**TASK ITEM**
For the string "reporter", search the entries below and copy every line where it appears.

**INFORMATION SUPPLIED**

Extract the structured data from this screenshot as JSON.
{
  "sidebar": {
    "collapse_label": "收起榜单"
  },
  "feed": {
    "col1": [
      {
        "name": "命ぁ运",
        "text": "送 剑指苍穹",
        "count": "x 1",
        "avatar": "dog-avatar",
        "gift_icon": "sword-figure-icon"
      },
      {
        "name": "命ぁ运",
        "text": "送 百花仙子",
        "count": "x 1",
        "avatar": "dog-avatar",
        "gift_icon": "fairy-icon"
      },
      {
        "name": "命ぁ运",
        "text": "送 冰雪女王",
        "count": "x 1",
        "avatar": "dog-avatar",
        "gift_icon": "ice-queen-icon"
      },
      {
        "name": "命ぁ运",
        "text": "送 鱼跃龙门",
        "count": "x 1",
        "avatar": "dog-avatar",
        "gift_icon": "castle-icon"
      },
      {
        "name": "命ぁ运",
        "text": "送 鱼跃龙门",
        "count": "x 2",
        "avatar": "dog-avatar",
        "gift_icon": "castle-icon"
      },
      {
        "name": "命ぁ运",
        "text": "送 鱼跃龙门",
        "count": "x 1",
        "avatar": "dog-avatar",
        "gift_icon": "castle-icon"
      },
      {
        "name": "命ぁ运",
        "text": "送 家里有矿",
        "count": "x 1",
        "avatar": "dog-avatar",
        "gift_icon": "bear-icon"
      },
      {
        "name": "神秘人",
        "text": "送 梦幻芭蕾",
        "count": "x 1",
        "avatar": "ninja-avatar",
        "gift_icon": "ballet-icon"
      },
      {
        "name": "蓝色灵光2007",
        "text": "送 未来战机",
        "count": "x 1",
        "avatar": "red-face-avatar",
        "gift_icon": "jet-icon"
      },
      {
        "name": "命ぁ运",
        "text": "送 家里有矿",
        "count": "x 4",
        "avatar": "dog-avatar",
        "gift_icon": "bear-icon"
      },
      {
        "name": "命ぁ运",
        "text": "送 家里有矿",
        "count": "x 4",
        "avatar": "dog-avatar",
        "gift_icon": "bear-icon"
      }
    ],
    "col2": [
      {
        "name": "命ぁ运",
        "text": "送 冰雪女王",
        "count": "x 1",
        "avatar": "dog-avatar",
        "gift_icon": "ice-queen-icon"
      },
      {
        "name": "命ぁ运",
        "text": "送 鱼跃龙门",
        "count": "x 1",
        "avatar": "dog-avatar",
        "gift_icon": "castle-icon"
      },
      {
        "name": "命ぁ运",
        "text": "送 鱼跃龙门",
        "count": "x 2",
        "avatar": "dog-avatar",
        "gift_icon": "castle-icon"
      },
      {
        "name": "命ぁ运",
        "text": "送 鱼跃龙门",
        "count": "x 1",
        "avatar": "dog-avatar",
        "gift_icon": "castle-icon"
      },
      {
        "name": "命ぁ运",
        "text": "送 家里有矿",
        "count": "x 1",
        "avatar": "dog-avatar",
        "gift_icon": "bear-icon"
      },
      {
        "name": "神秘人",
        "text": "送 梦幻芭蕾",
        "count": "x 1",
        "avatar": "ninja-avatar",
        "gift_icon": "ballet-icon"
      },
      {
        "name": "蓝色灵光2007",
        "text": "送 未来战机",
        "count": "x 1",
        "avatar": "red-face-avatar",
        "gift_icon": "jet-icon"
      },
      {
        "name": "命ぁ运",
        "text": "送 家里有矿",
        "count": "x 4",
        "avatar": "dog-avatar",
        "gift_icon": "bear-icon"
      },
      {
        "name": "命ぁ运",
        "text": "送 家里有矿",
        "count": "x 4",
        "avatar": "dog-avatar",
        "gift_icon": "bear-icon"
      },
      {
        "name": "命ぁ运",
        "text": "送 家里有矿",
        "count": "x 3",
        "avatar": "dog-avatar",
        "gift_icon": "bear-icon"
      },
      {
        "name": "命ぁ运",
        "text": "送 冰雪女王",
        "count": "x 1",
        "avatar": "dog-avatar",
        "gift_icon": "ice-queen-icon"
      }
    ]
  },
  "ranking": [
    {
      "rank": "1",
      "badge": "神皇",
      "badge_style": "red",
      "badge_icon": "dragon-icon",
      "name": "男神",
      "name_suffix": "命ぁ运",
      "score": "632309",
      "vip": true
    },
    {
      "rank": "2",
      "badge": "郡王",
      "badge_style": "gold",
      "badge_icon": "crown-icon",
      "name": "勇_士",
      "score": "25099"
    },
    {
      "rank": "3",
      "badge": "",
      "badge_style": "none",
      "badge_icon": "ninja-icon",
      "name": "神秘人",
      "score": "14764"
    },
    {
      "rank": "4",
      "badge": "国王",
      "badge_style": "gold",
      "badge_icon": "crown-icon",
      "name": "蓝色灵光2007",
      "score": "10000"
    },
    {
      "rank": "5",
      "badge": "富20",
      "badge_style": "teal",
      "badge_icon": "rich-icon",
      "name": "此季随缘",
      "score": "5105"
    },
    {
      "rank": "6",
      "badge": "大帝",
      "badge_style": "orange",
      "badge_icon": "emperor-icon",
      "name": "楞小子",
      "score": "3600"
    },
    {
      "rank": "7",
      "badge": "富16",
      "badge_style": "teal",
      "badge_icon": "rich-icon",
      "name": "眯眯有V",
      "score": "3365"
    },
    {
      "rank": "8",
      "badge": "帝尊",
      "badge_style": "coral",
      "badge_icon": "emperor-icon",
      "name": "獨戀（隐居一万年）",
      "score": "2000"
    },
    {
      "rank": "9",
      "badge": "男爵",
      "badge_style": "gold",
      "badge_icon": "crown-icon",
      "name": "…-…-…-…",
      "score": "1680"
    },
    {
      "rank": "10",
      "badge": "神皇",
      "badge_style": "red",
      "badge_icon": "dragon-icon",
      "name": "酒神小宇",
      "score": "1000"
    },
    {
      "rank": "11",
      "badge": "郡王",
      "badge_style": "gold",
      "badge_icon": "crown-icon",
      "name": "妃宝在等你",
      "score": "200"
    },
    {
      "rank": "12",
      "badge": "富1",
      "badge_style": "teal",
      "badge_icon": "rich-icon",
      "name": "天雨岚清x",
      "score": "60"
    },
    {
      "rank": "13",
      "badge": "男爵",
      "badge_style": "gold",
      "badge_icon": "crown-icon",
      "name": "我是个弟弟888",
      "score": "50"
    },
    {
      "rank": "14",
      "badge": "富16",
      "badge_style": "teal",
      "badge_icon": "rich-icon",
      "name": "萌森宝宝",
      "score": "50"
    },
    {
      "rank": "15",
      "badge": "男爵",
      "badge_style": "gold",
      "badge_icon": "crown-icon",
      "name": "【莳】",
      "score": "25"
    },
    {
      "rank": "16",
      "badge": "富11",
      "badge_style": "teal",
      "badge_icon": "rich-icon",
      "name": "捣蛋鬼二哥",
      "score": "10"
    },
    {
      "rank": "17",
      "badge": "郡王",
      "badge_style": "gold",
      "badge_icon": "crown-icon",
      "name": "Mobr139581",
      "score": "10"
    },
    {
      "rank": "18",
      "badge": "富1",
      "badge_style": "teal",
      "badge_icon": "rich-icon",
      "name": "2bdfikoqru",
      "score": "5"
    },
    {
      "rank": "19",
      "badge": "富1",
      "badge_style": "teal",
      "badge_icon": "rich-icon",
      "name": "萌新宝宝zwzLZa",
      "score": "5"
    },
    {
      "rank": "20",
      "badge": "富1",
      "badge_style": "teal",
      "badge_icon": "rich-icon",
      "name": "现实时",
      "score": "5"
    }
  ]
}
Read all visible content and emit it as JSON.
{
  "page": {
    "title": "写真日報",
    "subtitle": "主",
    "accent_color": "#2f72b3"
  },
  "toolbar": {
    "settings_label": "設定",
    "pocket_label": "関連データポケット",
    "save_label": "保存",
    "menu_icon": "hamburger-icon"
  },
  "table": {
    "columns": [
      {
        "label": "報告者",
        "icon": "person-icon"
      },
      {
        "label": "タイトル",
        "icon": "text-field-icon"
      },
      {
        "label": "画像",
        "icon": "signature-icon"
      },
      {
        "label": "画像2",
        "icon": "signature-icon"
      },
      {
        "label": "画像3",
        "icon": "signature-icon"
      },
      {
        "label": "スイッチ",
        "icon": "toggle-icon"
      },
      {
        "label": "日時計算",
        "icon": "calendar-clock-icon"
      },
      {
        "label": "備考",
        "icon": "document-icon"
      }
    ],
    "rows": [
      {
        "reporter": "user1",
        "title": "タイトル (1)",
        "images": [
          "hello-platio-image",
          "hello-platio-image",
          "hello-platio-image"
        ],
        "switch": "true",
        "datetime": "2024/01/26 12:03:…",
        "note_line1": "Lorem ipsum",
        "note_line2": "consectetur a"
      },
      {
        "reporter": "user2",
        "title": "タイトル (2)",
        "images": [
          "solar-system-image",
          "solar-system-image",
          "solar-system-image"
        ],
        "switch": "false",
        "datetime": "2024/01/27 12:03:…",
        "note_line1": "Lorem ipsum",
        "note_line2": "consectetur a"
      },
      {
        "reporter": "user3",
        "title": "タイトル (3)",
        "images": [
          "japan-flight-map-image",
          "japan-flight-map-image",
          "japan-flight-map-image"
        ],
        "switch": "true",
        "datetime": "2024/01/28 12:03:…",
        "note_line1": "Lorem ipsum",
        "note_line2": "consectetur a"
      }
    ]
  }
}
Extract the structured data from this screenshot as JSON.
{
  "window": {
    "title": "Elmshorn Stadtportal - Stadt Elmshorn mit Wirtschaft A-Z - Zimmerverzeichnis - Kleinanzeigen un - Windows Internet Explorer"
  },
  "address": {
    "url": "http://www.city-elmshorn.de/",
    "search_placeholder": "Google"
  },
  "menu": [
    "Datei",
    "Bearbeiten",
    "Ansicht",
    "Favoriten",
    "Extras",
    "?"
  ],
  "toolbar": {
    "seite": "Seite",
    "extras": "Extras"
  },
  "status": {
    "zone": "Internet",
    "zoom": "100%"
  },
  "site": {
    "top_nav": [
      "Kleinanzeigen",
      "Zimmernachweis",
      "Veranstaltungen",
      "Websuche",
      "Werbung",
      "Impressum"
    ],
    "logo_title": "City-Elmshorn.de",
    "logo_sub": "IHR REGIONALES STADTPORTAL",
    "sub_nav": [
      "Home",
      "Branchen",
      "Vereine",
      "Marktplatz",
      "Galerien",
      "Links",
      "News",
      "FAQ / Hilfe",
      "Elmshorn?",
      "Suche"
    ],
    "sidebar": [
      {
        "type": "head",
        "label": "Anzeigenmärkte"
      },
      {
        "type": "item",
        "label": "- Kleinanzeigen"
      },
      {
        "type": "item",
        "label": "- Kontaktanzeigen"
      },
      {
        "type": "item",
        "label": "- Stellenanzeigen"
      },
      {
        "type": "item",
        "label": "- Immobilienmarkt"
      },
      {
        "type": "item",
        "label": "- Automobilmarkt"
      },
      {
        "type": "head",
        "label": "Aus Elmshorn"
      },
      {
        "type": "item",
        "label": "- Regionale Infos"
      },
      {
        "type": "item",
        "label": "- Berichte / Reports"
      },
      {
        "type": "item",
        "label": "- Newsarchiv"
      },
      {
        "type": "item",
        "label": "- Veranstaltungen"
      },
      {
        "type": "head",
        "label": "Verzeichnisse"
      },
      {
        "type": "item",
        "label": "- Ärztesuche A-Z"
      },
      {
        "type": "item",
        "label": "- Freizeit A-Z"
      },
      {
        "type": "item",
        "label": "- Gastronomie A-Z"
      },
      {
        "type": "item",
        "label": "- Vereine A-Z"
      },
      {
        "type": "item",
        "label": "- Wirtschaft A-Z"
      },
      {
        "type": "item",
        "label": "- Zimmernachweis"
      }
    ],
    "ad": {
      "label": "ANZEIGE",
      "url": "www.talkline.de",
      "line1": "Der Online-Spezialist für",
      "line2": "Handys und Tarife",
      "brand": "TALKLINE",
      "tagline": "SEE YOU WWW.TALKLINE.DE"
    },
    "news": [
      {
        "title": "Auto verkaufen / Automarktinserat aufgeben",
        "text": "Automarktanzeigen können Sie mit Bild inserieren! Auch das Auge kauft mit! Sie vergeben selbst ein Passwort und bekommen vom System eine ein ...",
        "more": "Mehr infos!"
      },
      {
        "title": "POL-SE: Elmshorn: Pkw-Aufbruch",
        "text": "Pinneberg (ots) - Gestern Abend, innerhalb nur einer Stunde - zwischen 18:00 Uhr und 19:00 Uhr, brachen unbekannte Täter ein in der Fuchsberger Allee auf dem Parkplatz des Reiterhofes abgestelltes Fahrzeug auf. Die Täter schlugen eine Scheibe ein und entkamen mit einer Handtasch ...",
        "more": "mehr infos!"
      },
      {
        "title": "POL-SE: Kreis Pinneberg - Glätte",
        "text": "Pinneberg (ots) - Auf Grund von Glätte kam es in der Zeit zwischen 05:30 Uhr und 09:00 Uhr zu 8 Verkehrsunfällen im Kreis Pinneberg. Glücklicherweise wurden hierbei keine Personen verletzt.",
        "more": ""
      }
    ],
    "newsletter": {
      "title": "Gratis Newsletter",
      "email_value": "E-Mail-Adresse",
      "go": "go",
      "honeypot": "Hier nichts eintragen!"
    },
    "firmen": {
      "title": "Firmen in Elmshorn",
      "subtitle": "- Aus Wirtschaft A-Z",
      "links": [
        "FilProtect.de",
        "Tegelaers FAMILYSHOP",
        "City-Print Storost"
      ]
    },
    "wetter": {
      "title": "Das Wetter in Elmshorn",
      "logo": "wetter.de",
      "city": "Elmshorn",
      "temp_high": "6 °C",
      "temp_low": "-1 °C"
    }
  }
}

**RESULT OF THE TASK**
        "reporter": "user1",
        "reporter": "user2",
        "reporter": "user3",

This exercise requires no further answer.